She also recounts the constant feeling that Obama was seeking a woman unlike herself. "I can't help thinking that what he would really want, be powerfully drawn to, was a woman, very strong, very upright, a fighter, a laugher, well-experienced," she wrote. "A black woman I keep seeing her as." It's an insightful observation only because it accurately describes first lady Michelle Obama, his wife of 19 years.
In the painstaking detail expected of a prize-winning journalist, Maraniss aptly compares and contrasts Cook's version of her relationships with the accounts that Obama gave in his 1995 memoir, Dreams From My Father, in which she was referred to but not even given a pseudonym. Even Maraniss acknowledges in the excerpt that the differing accounts are mostly an "understandable matter of perspective."
For instance, Obama inaccurately recalls that the country estate he visited with Cook was her father's, when it was actually owned by her stepfather. Cook says that she pushed Obama away from her; in his memoir, he takes the blame for the relationship's demise.
It's quite telling that the most intriguing aspect of the excerpt wasn't anything the exes said but, rather, the hasty and inaccurate reaction by Politico and the Drudge Report. In the excerpt, Cook refutes Obama's account in his memoir about a date they had at the theater. Obama wrote that he and his then girlfriend went to see a show by a black playwright, and Cook did not understand the cultural humor. Cook says that she never attended such a play.
When Maraniss asked the president about this contradiction while interviewing him for the biography, Obama admitted that some details of that relationship had been "compressed" with another one that occurred when he moved to Chicago. "I was very sensitive in my book not to write about my girlfriends, partly out of respect for them," the president explained.
Politico's Dylan Byers took Obama's explanation as proof that he had been caught in a lie. "Though Dreams From My Father is an autobiography, and hence non-fiction, Obama makes no mention of this 'compression,' nor is there any note by the publisher, Broadway Books," wrote Byers. "In fact, Obama only acknowledged the 'compression' after Maraniss learned that Cook had no recollection of some of the events at which Obama said she was present." The Drudge Report went a step further, running a story with the headline, "Obama Admits Fabricating Girlfriend in Memoir."
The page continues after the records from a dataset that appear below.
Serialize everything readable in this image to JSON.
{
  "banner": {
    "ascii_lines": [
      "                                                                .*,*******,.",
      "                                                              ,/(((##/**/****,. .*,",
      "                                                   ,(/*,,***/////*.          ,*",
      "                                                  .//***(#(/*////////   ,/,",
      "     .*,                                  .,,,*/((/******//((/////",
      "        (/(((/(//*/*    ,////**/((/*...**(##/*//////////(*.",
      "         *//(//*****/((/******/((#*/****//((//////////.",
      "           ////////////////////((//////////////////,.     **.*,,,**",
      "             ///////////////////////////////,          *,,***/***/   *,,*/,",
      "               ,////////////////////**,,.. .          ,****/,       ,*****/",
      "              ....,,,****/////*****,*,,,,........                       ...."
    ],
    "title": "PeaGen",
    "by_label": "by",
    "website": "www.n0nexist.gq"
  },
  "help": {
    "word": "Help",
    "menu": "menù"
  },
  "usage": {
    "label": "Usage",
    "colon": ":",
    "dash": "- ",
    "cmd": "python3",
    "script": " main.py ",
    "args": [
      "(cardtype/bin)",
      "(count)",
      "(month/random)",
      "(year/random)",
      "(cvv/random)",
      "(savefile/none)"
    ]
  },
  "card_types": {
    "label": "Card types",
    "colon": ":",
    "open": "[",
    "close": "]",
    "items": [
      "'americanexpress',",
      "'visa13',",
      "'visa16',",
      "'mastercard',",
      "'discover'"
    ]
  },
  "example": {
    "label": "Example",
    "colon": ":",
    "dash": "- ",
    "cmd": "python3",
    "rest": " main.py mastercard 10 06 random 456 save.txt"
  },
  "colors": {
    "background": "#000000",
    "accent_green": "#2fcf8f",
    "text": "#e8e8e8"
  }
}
If both sites had done a quick fact-check, they would have discovered that the president acknowledged in all editions of his books that he used composites. The Politico story now includes an editors' note acknowledging Byers "significant" inaccuracy.
Even the big story about the big story reached a dead, albeit juicier, end.